In Australia many of our children attend private schools They can be in the city or in the out back and there are many private schools all over the country catering for the boarders from the bush.
The private school system in Australia is widespread and continues to attract a large percentage of the schooling population. Private schools in Australia form one of the two types that are available - the other being the state-run schools, also commonly known as public schools. However, as a result of British heritage, sometimes private schools are referred to as Public Schools - as in the Associated Public Schools of Victoria and the Greater Public Schools (GPS), which are private school groups.
More generally, the term 'public school' usually relates to a state-run school.
There are many reasons for choosing private schools in Australia: these include social prestige and status; quality facilities, such as well-stocked libraries, playing fields and infrastructure that may include a swimming pool, as well as extra-curricular cultural activities (eg, music lessons, chess, and debating).
As well, private schools are often perceived as having fewer disciplinary problems with stricter control over the behaviour of the students. This control also extends to an enforced dress code as most private schools have formal requirements, such as a uniform, and this may include a blazer.
Another perception of education in private schools is that their teachers are better paid and that they offer education which is of higher quality. Many of these schools also offer facilities to reduce the possibility of distraction, such as single-sex schools and boarding facilities.
Although the private schools in Australia charge fees for the enrolled pupils, they also receive some government funding. Nonetheless they are still more expensive than the state-run schools.
For many of the private schools, sport is considered an integral part of the education they provide, believing that it encourages the development of personal qualities such as leadership, teamwork, social skills and motivation.
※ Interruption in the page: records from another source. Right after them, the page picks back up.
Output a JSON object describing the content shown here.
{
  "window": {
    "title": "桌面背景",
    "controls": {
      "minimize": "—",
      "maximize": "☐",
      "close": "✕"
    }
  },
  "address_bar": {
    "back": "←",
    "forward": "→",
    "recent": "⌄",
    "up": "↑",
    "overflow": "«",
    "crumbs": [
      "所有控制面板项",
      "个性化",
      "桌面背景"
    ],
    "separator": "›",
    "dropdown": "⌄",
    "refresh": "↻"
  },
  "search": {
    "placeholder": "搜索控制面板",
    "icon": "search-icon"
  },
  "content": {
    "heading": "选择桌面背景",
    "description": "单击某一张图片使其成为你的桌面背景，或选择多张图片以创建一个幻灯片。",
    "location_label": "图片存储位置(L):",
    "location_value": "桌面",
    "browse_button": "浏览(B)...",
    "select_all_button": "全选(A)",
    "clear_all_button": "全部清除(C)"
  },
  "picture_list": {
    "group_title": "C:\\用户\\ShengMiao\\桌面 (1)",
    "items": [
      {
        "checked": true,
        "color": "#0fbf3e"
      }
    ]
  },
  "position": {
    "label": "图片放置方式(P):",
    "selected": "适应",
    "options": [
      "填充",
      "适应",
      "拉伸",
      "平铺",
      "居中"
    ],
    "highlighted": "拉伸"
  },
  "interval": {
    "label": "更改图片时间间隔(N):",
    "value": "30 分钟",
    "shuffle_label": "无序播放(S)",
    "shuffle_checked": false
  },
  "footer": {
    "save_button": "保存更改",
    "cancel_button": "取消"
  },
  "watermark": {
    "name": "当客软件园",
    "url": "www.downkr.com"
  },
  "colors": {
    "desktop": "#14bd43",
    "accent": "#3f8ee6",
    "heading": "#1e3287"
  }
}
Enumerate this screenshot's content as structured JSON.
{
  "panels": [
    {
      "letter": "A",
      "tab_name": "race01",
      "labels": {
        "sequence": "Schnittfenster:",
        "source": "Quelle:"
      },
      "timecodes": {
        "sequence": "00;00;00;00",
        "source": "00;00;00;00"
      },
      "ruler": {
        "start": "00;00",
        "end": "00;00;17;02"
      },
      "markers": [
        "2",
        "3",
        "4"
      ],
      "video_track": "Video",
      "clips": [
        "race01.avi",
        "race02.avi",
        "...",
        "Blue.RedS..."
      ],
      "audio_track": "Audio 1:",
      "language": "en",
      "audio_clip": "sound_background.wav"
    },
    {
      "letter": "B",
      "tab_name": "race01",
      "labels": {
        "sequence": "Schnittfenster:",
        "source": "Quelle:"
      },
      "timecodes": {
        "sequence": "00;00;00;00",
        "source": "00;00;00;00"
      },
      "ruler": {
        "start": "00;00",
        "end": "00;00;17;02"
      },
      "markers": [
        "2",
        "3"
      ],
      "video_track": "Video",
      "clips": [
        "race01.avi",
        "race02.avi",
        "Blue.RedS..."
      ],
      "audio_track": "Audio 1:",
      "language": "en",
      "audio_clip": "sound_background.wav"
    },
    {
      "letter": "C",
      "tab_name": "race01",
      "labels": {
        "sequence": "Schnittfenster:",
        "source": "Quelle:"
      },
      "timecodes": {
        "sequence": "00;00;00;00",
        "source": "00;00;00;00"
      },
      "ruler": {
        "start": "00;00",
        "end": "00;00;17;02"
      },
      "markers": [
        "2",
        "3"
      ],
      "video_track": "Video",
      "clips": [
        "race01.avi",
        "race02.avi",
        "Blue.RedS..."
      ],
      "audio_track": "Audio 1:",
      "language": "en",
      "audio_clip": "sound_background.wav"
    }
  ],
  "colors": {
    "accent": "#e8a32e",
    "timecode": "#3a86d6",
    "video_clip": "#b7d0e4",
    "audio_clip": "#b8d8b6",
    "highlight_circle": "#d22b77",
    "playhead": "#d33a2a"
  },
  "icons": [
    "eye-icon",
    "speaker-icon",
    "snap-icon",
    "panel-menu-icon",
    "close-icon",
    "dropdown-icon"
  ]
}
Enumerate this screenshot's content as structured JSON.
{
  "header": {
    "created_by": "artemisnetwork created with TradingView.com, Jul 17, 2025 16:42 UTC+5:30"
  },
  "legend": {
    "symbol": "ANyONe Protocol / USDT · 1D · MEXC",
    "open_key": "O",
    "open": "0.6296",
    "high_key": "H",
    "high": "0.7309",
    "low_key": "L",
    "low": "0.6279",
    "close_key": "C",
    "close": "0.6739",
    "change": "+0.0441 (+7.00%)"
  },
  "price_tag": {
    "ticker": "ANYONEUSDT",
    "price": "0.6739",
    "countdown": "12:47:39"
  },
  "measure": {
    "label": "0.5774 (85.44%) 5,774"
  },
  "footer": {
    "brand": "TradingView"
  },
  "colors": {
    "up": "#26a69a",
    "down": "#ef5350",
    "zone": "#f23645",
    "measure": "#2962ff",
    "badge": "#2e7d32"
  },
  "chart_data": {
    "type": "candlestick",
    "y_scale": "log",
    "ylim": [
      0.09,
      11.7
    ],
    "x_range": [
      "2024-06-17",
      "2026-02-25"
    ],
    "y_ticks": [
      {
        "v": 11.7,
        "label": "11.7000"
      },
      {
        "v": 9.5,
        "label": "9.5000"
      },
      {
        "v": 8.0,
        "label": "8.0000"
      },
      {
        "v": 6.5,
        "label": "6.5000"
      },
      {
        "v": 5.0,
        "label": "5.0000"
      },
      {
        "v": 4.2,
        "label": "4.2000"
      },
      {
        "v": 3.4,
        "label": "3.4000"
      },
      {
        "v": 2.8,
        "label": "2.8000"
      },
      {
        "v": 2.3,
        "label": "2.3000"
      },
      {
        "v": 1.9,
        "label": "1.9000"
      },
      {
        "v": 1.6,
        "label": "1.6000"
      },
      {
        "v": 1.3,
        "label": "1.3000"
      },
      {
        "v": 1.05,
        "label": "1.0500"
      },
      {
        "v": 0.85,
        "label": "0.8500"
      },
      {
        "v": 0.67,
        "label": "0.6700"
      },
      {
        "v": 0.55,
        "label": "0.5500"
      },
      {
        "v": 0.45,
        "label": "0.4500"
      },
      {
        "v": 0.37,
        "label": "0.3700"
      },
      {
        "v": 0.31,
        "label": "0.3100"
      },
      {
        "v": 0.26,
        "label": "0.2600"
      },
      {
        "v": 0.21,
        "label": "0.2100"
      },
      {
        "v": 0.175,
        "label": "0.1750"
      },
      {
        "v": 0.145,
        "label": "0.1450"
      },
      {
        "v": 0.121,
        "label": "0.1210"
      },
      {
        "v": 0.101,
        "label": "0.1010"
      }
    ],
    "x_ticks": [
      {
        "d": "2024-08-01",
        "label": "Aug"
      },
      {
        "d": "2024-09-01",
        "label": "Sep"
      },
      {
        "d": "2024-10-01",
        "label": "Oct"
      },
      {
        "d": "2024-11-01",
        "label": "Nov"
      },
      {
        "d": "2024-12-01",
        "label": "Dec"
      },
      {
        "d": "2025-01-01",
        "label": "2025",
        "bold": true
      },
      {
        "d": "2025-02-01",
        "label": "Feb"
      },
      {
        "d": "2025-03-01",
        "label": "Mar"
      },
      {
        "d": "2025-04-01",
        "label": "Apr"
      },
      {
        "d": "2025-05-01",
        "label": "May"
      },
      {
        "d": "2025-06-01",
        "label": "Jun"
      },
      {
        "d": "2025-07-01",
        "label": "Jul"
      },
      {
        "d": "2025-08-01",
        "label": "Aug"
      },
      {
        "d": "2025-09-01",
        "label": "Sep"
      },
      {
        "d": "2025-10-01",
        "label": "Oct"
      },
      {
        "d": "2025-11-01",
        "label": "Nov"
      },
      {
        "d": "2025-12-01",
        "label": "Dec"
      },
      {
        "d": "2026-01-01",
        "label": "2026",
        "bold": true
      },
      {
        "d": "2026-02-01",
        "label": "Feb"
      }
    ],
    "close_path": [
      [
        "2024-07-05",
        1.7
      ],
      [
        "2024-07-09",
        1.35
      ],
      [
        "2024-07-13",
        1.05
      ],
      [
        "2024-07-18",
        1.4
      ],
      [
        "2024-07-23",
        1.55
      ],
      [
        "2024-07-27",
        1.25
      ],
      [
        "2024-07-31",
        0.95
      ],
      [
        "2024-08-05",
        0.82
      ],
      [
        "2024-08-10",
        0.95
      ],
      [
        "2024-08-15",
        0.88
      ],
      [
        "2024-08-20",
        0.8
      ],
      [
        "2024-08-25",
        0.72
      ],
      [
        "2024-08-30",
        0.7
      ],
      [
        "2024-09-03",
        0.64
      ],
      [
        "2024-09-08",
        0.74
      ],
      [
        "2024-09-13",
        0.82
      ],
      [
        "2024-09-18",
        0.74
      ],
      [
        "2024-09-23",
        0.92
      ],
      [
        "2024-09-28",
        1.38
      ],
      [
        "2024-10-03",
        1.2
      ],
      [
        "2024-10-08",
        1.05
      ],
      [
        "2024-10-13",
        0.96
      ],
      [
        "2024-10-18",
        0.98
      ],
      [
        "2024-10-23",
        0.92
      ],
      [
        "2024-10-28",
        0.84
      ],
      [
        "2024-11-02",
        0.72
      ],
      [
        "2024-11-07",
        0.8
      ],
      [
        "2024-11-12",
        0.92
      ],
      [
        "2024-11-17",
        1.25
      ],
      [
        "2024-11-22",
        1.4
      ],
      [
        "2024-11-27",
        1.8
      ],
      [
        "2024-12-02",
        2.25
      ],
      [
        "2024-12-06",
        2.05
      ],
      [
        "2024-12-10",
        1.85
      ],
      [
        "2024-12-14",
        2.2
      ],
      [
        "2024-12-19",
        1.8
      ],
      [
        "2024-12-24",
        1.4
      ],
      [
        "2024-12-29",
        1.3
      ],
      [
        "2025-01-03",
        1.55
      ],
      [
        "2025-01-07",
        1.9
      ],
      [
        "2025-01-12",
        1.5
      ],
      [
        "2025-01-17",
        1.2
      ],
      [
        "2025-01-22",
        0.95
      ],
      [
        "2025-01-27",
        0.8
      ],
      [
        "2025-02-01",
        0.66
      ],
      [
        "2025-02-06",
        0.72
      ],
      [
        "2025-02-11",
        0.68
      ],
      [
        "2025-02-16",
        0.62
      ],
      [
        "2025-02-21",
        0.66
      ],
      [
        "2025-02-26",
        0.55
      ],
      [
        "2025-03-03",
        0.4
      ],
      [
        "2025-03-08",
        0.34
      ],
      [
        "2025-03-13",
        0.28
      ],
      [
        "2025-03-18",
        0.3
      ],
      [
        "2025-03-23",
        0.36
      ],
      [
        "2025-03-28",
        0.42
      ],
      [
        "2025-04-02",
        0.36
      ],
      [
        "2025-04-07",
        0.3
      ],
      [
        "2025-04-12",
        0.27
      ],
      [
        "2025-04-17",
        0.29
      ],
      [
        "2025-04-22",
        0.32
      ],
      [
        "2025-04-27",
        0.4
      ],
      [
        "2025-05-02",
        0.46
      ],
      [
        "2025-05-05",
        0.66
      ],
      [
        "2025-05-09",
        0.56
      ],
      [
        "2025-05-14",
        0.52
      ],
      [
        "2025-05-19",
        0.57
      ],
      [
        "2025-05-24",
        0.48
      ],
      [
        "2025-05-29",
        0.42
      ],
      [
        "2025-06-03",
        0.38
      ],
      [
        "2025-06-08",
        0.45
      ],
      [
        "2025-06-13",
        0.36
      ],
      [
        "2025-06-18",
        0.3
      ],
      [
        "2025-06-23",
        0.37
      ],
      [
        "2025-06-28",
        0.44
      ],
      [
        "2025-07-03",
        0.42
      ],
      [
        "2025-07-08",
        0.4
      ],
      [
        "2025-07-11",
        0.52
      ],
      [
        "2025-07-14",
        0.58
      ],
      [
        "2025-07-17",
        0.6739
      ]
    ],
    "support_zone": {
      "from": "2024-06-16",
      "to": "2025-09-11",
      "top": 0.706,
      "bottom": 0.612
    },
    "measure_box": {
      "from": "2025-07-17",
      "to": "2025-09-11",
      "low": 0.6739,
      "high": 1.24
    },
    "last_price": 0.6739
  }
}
The GPS schools (for boys) in New South Wales and Queensland also encourage sports not widely available in other schools and considered to be of traditional value, such as Rugby and Rowing.
The private schools in Australia fall into two main catgories: the Independent Schools and the Catholic school system.
Like the Catholic Schools, these are independent of most government control, although with some government funding they cannot claim to be totally independent. The independent schools also offer the most popular facilities for boarding pupils.
A number of the independent schools - especially the larger, better known ones - are part of established religious bodies - Angican, Presbyterian, Uniting Church or Jewish. However, there are many smaller schools which are either not affiliated with a religious group or with one that has a smaller base in Australia, such as Islam. Importantly, in most cases, these schools do not insist on religios allegiance and the bigger schools, especially, educate students of many faiths.
The larger schools in this category, for instance, Kings, Trinity, Sydney Grammar (for boys) and PLC, Abbotsleigh and Ascham (for girls) are considered to be 'elite' schools and are usually expensive and emphasise traditional values.
The smaller independent schools are often new and many are not at all traditional in their approach to education.
After the government-run schools, these are the second largest sector of schools in Australia. They have around 21% of enrolments in secondary (high) schools.
Most of the Catholic schools form part of a system of schooling which has low fees, receives substantial government (State and Federal) funding and is usually co-educational. The systemic Catholic schools offer religious-based educational values but do not exclude pupils of other faiths. Nonetheless, most staff and pupils will be Catholics.
There are also independent Catholic schools which are outside the Catholic school system. These are usually single-sex schools that were set up by Catholic religious orders, such as Christian Brothers, Marist Brothers, Patrician Brothers, and the Sisters of Mercy. Their fees will vary - for instance, Pius X has a lower fee structure than St Ignatius College, Riverview and St Josephs College (Hunters Hill).
There is a similar range for girls' schools: fees at Roseville College tend to be structured at a lower level than those charged by Loreto and Kincoppal. However, there are often concessions and scholarships available to Catholic families with lower incomes.